WHAT IS REQUIRED:
What lines in the records below contain the string "ECHO"? Copy every one.

GIVEN RECORDS:
===============

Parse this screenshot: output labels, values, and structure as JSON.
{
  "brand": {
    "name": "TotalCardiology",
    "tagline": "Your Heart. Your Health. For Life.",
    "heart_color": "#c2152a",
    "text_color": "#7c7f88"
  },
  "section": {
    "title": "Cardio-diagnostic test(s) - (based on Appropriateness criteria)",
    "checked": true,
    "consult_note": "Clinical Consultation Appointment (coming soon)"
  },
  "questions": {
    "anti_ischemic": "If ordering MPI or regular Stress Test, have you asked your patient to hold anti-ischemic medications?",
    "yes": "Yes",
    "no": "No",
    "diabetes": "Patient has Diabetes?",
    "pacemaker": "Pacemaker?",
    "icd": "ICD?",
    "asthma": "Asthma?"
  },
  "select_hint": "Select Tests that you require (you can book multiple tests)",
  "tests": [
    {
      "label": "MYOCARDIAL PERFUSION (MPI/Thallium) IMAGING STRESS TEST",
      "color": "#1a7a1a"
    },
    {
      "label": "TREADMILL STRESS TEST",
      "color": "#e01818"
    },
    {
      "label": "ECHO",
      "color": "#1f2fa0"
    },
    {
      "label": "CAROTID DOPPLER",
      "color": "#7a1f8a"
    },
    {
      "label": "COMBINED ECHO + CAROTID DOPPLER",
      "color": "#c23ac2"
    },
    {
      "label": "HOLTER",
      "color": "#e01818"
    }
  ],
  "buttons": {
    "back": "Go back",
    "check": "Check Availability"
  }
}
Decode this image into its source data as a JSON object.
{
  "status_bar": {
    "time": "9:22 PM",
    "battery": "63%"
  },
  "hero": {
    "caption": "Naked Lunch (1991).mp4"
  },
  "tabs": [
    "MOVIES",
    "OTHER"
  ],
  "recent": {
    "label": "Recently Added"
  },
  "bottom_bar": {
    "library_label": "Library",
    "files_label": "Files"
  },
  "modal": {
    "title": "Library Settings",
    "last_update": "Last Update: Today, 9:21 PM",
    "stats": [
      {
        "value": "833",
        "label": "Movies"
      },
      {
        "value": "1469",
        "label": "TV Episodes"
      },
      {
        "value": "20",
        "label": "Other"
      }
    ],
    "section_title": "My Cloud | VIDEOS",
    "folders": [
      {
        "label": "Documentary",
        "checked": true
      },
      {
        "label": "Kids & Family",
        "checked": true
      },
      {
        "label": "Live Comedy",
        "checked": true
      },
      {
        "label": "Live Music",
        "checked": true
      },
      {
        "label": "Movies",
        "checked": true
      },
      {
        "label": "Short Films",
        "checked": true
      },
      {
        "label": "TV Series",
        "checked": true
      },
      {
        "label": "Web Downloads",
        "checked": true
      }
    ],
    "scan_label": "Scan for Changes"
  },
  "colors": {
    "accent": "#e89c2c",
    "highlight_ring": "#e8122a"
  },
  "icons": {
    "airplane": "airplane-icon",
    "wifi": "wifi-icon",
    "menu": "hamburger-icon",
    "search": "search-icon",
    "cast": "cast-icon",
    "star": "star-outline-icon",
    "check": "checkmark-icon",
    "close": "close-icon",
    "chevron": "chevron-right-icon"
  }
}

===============

RESULT FOR THIS EXERCISE:
      "label": "ECHO",
      "label": "COMBINED ECHO + CAROTID DOPPLER",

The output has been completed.